Your input is needed to shape our special report on emergency medical services in Saratoga County
Who will show up? How long will it take? What kind of care can they provide on the spot? Where will they take you? What will it cost you?
Those are among the questions The Saratogian news team is investigating for a special upcoming report on emergency medical services in Saratoga County.
The topic is timely. Numerous area nonprofit ambulance corps are struggling for operating revenue. And Saratoga Springs has turned its emergency medical calls over to its firefighters, eliminating a duplication of effort.
Last week, the Saratoga County emergency services coordinator and representatives of several ambulance squads met with Saratogian staffers for an informal and informative discussion about the challenges they are facing. That session helped us to focus on the information we need to gather and the topics we ought to pursue for this project.
We’d like your help, too.

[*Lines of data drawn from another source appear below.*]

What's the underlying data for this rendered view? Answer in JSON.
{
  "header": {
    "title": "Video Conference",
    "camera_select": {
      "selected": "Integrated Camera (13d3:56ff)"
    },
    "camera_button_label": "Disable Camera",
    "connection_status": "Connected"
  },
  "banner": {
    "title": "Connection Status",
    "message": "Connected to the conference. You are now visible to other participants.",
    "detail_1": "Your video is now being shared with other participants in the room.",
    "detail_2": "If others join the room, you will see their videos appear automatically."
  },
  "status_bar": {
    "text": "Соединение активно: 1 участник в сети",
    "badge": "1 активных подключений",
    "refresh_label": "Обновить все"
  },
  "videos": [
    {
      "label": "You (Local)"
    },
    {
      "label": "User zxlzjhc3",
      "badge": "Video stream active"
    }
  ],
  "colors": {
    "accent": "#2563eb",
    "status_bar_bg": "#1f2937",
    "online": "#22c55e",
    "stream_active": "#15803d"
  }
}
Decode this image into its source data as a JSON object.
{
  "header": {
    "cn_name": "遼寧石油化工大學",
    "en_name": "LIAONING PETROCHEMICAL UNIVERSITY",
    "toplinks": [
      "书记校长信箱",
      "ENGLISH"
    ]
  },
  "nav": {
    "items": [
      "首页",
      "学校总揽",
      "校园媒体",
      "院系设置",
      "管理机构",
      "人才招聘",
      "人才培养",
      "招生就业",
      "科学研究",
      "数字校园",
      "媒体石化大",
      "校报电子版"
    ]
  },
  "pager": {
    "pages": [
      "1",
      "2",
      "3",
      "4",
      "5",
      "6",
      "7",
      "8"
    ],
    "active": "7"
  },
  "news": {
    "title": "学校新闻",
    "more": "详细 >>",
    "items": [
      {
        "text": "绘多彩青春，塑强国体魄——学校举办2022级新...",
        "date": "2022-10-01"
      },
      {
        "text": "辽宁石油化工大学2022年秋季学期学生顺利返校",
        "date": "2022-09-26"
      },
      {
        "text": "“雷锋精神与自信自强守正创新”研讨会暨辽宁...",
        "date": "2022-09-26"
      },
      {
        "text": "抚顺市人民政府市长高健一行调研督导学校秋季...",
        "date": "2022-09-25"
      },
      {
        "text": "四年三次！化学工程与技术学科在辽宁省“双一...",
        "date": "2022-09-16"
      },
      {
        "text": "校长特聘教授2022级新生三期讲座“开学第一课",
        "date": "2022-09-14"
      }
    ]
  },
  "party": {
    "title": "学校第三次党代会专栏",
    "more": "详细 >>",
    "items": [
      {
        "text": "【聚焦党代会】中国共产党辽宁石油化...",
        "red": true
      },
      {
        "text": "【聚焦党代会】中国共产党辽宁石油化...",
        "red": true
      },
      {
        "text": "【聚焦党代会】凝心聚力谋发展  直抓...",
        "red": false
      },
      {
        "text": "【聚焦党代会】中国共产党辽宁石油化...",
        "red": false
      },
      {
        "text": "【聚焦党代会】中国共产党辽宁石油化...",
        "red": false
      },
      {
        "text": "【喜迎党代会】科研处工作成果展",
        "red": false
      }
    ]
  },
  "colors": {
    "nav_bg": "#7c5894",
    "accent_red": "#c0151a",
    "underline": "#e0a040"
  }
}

If you have an experience to share, please contact us at email@example.com. You might be someone who has called for emergency medical services in Saratoga County for yourself or a family member. You might be someone who provides it, as a volunteer or a paid employee. Or you just might have some ideas about what we should address in telling this story.
Your comments will be most helpful if you include contact information so we can get back to you, for clarification or more information, or perhaps to arrange for an on-the-record interview. We will accept anonymous suggestions, too.
One day, as a teenager, I was visiting my grandmother in her high-rise apartment in Brooklyn when she passed out. In a panic, I called 911. I don’t remember how long the ambulance took to get there, but it seemed like forever. My grandmother came to and was all right by the time the crew arrived, but that frantic waiting, waiting for help stuck in my mind as a definite downside to living in a big city.
Growing up in Brooklyn, constant sirens became background noise. As an adult living in the small city of Saratoga Springs, a siren registers these passing thoughts: Could a loved one be in an accident? Is this the sound of a news story? I hope everyone is OK.
Unless you see a medical emergency or are having one, you don’t think much about what happens when you call 911. Yet if you do call it, you expect help — fast.
We’ll keep you posted on the progress of our special report, which we hope to plan to have ready for Emergency Medical Services Week in May. Meanwhile, please share your suggestions and experiences to help us tell this story.